To foreign observers, this may seem like an act of self-sabotage from an inept politician. Here in the UK, it is understood as the surrender of a man who has run out of options.
Theresa May now holds all the cards in British politics. To those who noted the authoritarian language of her statement on Tuesday, in which she publicly called for a new election, the latest extension of her near-total power has become a cause for serious concern.
Unlike the US, Britain does not traditionally have fixed term limits for its political representatives. The law requires that the British Parliament must be dissolved every five years maximum and new elections held.
However, until recently, there has been no minimum time-period for a Parliament. As per the unwritten understandings that define our constitutional monarchy, only the monarch can appoint a date for new elections — in practice, she always does so when a Prime Minister requests it.
This all changed in 2011. The coalition government between the Conservative and Liberal Democrats was unprecedented, so it required an unprecedented constitutional framework. To reassure his junior partners that they would get a full five-year term in power — and that the Conservatives wouldn’t try to ditch them if they outstripped them in the polls midterm — then-Prime Minister David Cameron agreed to pass the Fixed Term Parliaments Act, stipulating that Parliaments should last no more nor less than five years.
The Act’s provisions can be bypassed if a two-thirds majority of the House of Commons agrees to the prime minister’s call for an early election. It was a temporary answer to historic necessity.
The British people have a long, entrenched understanding that the prime minister of the United Kingdom holds the prerogative to choose the date of the next election. Within the ruling parliamentary party, calling an early election is always a defining moment of leadership: it is often a calculated risk in the hope of increasing a parliamentary majority. But this Act is now a blip that prime ministers have to work within.
Thus, Theresa May effectively issued a challenge to the leaders of other parliamentary parties: Join me in voting for an election and give yourself a chance to take your manifesto to the people, or block this election and be known as a coward.
Ironically, the lower Corbyn sinks in the polls, the more any attempt to avoid an election would look like fear. Nothing is more shameful than a politician who’s scared to ask the electorate what it thinks.
So effectively, a British prime minister can still call an election whenever he or she likes. And having proved the Fixed Term Parliaments Act obsolete, it’s likely that Theresa May will abolish it altogether during the next Parliament, assuming she is still in charge.

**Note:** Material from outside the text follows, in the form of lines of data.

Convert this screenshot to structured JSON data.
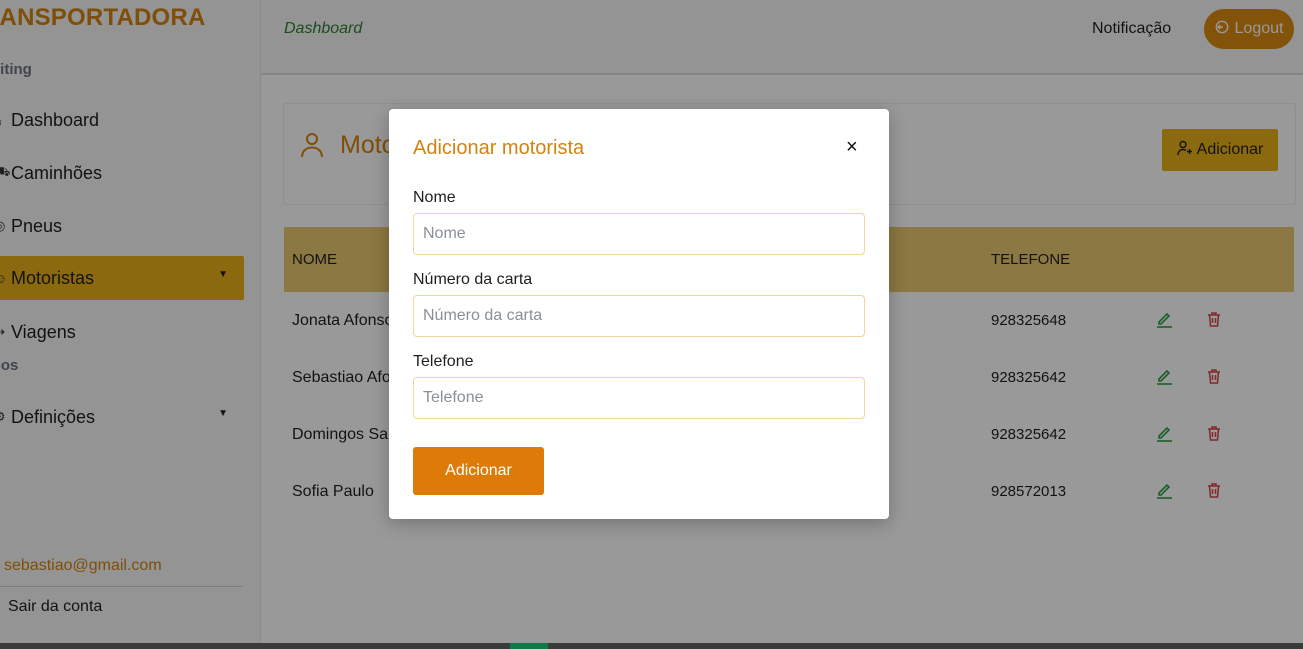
{
  "app": {
    "brand": "RANSPORTADORA"
  },
  "sidebar": {
    "section1": "rkiting",
    "section2": "viços",
    "items": [
      {
        "label": "Dashboard",
        "icon": "home-icon"
      },
      {
        "label": "Caminhões",
        "icon": "truck-icon"
      },
      {
        "label": "Pneus",
        "icon": "tire-icon"
      },
      {
        "label": "Motoristas",
        "icon": "user-icon",
        "active": true,
        "has_caret": true
      },
      {
        "label": "Viagens",
        "icon": "route-icon"
      },
      {
        "label": "Definições",
        "icon": "gear-icon",
        "has_caret": true
      }
    ],
    "user_email": "sebastiao@gmail.com",
    "logout_label": "Sair da conta"
  },
  "topbar": {
    "breadcrumb": "Dashboard",
    "notification": "Notificação",
    "logout": "Logout"
  },
  "main": {
    "title": "Motoristas",
    "add_button": "Adicionar",
    "table": {
      "columns": [
        "NOME",
        "TELEFONE"
      ],
      "rows": [
        {
          "name": "Jonata Afonso",
          "phone": "928325648"
        },
        {
          "name": "Sebastiao Afonso",
          "phone": "928325642"
        },
        {
          "name": "Domingos Santos",
          "phone": "928325642"
        },
        {
          "name": "Sofia Paulo",
          "phone": "928572013"
        }
      ]
    }
  },
  "modal": {
    "title": "Adicionar motorista",
    "close": "×",
    "fields": [
      {
        "label": "Nome",
        "placeholder": "Nome"
      },
      {
        "label": "Número da carta",
        "placeholder": "Número da carta"
      },
      {
        "label": "Telefone",
        "placeholder": "Telefone"
      }
    ],
    "submit": "Adicionar"
  },
  "colors": {
    "brand": "#d4830f",
    "active_nav": "#e8b019",
    "table_header": "#e8c870",
    "submit_button": "#de7a08",
    "edit_icon": "#2e9d46",
    "delete_icon": "#d64545"
  }
}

The chances that anyone else will have replaced her as Prime Minister are remote: Jeremy Corbyn now trails her by around 20 points in most opinion polls. That, of course, is why she has called this election now. She’s cashing in at the top of her political valuation: many predict that the Labour Party will be near destroyed as a political force on June 8.

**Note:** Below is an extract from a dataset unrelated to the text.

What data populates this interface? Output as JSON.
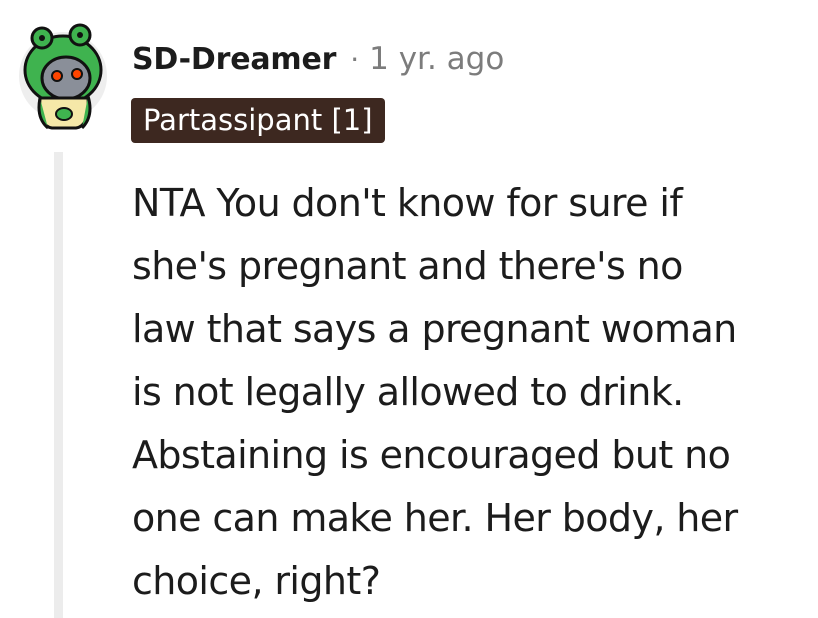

Yet May seems to want to do more than crush her political opposition electorally. In her call for a new election, she swelled with righteous anger at the very concept of political opposition.
May has framed this election as a re-endorsement of her strategy for negotiating Britain’s exit from the European Union (although you’d be hard pressed to find anyone in Britain who can tell you exactly what that is).
She’ll have a hard time finding a clear enemy: only the tiny Liberal Democrat party, left with nine seats after the collapse of the Coalition, have committed to blocking Brexit altogether. The Labour Party is divided on the issue, with Jeremy Corbyn himself a Eurosceptic.
But in Tuesday’s statement, she reiterated that the British people had voted firmly to leave the EU. “On the issue of Brexit, the country is coming together but Westminster is not,” May said. Her speech drew a picture of united, Eurosceptic citizens backing their leader whilst a cabal of Westminster elites does its best to undermine the national will.
This is a common tactic of authoritarian leaders: depict any opposition as anti-patriotic, a fifth column working to undermine the will of the people. Those in Britain most committed to an extreme break with the EU have pushed this line for some time. After the High Court ruled that a parliamentary vote would be required to enforce the referendum result, another recent Daily Mail front page pictured each of the judges involved, under the headline: ENEMIES OF THE PEOPLE.
And today in Parliament, May told the people exactly what to do to stop these enemies: “Every vote for the Conservatives will make it harder for those who want to stop me from getting the job done … Every vote for the Conservatives will make me stronger when I negotiate for Britain with the EU.” In Britain, we are not used to voting in order to affirm a political strongman.
Theresa May is not a pseudo-democratic dictator in the mode of Turkey’s Recep Tayyip Erdogan or Hungary’s Viktor Orban, both of whom used initial election victories to facilitate a one-party takeover of state machinery. Yet there were hints of Europe’s new authoritarianism everywhere in her speeches on the steps of Downing Street on Tuesday and in the House of Commons today.
“Division in Westminster will risk our ability to make a success of Brexit and it will cause damaging uncertainty and instability to the country.” Was she suggesting that Britain’s House of Commons — the home of civil debate — should be defined instead by agreement?
Theresa May is now powerful enough to shame Jeremy Corbyn into signing his own death warrant. But she should not be allowed to shame critics of her Brexit strategy into national vow of silence.